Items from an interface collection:
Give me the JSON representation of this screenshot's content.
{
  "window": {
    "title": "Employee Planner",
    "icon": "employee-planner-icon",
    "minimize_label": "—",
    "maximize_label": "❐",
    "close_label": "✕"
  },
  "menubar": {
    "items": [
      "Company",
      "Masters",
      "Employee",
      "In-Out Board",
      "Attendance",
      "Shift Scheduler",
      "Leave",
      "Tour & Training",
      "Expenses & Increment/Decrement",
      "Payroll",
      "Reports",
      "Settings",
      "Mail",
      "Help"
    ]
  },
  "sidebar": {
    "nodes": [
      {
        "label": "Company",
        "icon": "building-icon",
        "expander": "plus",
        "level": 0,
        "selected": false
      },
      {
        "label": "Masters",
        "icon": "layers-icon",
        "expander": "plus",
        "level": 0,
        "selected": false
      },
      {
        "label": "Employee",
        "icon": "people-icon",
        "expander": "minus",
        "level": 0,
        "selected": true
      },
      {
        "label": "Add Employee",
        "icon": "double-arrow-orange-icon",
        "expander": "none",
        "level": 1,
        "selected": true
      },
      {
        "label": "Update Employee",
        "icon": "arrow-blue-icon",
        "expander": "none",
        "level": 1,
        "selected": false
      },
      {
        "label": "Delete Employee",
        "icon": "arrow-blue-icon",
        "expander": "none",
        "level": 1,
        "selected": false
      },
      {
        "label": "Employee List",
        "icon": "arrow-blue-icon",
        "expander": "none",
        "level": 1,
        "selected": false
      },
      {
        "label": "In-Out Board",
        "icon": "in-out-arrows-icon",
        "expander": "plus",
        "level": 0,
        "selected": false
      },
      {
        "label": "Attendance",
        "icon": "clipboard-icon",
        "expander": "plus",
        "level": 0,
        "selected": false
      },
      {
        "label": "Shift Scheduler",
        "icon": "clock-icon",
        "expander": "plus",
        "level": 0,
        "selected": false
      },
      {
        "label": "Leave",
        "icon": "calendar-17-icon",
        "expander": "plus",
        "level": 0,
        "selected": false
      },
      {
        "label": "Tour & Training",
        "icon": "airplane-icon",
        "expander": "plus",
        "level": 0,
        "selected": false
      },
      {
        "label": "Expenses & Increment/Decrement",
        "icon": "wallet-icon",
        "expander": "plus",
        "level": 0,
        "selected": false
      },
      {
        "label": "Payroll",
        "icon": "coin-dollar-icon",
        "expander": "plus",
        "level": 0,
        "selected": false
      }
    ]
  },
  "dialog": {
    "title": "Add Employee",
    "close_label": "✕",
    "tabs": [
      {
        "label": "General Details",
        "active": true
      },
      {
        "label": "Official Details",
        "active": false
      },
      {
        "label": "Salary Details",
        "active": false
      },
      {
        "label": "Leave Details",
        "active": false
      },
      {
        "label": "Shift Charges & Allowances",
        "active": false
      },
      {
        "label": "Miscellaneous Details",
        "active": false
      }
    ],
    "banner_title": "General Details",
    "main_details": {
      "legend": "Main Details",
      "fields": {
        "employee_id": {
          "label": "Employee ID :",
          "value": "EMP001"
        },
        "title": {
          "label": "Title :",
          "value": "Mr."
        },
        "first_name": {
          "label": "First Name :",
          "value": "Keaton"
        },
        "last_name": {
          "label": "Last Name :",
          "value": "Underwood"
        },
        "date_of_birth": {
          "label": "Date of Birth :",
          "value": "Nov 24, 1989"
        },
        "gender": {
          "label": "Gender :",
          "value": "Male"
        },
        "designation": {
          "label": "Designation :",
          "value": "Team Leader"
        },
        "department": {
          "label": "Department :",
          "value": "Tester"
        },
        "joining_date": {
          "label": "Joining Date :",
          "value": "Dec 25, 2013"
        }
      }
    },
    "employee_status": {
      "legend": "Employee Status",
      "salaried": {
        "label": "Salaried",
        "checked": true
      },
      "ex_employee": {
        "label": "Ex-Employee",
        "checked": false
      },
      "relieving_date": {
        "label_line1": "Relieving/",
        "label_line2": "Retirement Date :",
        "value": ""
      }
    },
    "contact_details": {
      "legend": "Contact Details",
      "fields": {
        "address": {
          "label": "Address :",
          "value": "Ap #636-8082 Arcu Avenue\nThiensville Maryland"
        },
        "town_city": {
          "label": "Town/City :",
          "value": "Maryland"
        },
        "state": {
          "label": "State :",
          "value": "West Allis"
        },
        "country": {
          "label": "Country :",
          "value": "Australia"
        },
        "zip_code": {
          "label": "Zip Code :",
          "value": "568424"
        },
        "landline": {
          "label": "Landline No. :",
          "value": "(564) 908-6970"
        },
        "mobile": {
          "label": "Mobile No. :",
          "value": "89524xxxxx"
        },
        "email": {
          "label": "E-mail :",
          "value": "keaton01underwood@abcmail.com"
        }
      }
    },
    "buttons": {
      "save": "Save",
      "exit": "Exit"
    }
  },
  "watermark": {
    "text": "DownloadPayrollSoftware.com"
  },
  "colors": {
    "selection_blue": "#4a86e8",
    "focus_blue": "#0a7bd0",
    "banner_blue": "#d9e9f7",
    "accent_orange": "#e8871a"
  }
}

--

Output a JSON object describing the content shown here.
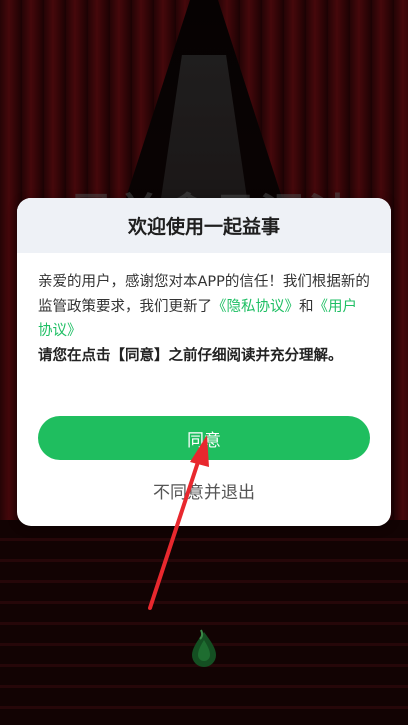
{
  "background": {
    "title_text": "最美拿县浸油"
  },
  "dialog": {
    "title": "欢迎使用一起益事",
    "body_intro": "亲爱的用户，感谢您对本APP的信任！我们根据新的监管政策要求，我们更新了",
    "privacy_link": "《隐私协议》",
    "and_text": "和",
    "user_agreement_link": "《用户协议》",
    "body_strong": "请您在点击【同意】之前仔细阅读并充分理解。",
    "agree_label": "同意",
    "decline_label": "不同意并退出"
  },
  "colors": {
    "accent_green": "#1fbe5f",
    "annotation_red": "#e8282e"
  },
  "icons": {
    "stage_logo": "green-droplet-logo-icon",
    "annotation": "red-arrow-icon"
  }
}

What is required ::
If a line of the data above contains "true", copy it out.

Answer to this exercise ::
        "selected": true
        "selected": true
        "active": true
        "checked": true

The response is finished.